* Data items

▼

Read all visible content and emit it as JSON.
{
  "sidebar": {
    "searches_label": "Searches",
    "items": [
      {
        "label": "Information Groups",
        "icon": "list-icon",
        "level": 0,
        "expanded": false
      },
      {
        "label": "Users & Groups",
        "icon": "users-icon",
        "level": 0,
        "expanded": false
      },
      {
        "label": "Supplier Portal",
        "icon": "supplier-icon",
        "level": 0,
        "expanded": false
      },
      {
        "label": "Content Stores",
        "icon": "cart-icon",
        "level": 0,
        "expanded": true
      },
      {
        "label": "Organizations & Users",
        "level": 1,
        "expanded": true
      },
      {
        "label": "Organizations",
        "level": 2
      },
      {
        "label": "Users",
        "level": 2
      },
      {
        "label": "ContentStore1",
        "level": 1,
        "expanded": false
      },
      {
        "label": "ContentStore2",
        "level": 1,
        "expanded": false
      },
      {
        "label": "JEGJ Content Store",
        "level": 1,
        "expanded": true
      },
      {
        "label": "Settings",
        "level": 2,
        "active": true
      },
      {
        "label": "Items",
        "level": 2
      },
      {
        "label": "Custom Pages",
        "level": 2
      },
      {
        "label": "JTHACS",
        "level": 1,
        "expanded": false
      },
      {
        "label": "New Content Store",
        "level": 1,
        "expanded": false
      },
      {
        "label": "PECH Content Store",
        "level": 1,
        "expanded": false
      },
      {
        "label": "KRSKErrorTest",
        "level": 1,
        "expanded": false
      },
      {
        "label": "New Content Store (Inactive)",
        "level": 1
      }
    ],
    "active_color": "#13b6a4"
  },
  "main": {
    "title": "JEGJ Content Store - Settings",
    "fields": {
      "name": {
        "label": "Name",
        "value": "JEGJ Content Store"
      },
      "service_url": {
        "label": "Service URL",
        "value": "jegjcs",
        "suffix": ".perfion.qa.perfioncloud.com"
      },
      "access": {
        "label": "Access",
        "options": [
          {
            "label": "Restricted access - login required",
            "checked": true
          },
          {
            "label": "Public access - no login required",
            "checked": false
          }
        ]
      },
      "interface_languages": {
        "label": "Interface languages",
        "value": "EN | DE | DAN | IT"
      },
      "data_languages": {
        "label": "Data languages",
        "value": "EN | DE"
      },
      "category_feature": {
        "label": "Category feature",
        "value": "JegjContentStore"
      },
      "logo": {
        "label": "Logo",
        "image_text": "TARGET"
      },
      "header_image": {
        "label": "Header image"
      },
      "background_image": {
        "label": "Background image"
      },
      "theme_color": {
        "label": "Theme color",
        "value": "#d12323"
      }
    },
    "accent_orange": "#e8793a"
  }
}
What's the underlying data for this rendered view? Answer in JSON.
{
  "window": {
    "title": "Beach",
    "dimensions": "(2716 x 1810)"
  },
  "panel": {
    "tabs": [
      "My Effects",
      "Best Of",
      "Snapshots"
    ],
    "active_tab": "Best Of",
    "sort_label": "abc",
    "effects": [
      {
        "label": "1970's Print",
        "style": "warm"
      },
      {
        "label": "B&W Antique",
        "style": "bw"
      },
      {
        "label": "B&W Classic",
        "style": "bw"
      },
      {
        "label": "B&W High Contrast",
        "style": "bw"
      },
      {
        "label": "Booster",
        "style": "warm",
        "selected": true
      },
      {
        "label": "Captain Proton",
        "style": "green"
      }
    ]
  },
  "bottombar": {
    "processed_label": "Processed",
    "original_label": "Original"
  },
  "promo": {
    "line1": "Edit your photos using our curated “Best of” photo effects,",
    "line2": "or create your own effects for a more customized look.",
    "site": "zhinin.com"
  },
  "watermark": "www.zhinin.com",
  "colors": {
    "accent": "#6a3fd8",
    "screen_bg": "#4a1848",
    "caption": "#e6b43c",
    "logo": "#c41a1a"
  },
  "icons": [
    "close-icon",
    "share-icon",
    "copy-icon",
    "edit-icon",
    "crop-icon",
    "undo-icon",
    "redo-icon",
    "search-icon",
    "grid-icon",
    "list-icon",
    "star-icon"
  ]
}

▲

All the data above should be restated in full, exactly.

Read all visible content and emit it as JSON.
{
  "sidebar": {
    "searches_label": "Searches",
    "items": [
      {
        "label": "Information Groups",
        "icon": "list-icon",
        "level": 0,
        "expanded": false
      },
      {
        "label": "Users & Groups",
        "icon": "users-icon",
        "level": 0,
        "expanded": false
      },
      {
        "label": "Supplier Portal",
        "icon": "supplier-icon",
        "level": 0,
        "expanded": false
      },
      {
        "label": "Content Stores",
        "icon": "cart-icon",
        "level": 0,
        "expanded": true
      },
      {
        "label": "Organizations & Users",
        "level": 1,
        "expanded": true
      },
      {
        "label": "Organizations",
        "level": 2
      },
      {
        "label": "Users",
        "level": 2
      },
      {
        "label": "ContentStore1",
        "level": 1,
        "expanded": false
      },
      {
        "label": "ContentStore2",
        "level": 1,
        "expanded": false
      },
      {
        "label": "JEGJ Content Store",
        "level": 1,
        "expanded": true
      },
      {
        "label": "Settings",
        "level": 2,
        "active": true
      },
      {
        "label": "Items",
        "level": 2
      },
      {
        "label": "Custom Pages",
        "level": 2
      },
      {
        "label": "JTHACS",
        "level": 1,
        "expanded": false
      },
      {
        "label": "New Content Store",
        "level": 1,
        "expanded": false
      },
      {
        "label": "PECH Content Store",
        "level": 1,
        "expanded": false
      },
      {
        "label": "KRSKErrorTest",
        "level": 1,
        "expanded": false
      },
      {
        "label": "New Content Store (Inactive)",
        "level": 1
      }
    ],
    "active_color": "#13b6a4"
  },
  "main": {
    "title": "JEGJ Content Store - Settings",
    "fields": {
      "name": {
        "label": "Name",
        "value": "JEGJ Content Store"
      },
      "service_url": {
        "label": "Service URL",
        "value": "jegjcs",
        "suffix": ".perfion.qa.perfioncloud.com"
      },
      "access": {
        "label": "Access",
        "options": [
          {
            "label": "Restricted access - login required",
            "checked": true
          },
          {
            "label": "Public access - no login required",
            "checked": false
          }
        ]
      },
      "interface_languages": {
        "label": "Interface languages",
        "value": "EN | DE | DAN | IT"
      },
      "data_languages": {
        "label": "Data languages",
        "value": "EN | DE"
      },
      "category_feature": {
        "label": "Category feature",
        "value": "JegjContentStore"
      },
      "logo": {
        "label": "Logo",
        "image_text": "TARGET"
      },
      "header_image": {
        "label": "Header image"
      },
      "background_image": {
        "label": "Background image"
      },
      "theme_color": {
        "label": "Theme color",
        "value": "#d12323"
      }
    },
    "accent_orange": "#e8793a"
  }
}
What's the underlying data for this rendered view? Answer in JSON.
{
  "window": {
    "title": "Beach",
    "dimensions": "(2716 x 1810)"
  },
  "panel": {
    "tabs": [
      "My Effects",
      "Best Of",
      "Snapshots"
    ],
    "active_tab": "Best Of",
    "sort_label": "abc",
    "effects": [
      {
        "label": "1970's Print",
        "style": "warm"
      },
      {
        "label": "B&W Antique",
        "style": "bw"
      },
      {
        "label": "B&W Classic",
        "style": "bw"
      },
      {
        "label": "B&W High Contrast",
        "style": "bw"
      },
      {
        "label": "Booster",
        "style": "warm",
        "selected": true
      },
      {
        "label": "Captain Proton",
        "style": "green"
      }
    ]
  },
  "bottombar": {
    "processed_label": "Processed",
    "original_label": "Original"
  },
  "promo": {
    "line1": "Edit your photos using our curated “Best of” photo effects,",
    "line2": "or create your own effects for a more customized look.",
    "site": "zhinin.com"
  },
  "watermark": "www.zhinin.com",
  "colors": {
    "accent": "#6a3fd8",
    "screen_bg": "#4a1848",
    "caption": "#e6b43c",
    "logo": "#c41a1a"
  },
  "icons": [
    "close-icon",
    "share-icon",
    "copy-icon",
    "edit-icon",
    "crop-icon",
    "undo-icon",
    "redo-icon",
    "search-icon",
    "grid-icon",
    "list-icon",
    "star-icon"
  ]
}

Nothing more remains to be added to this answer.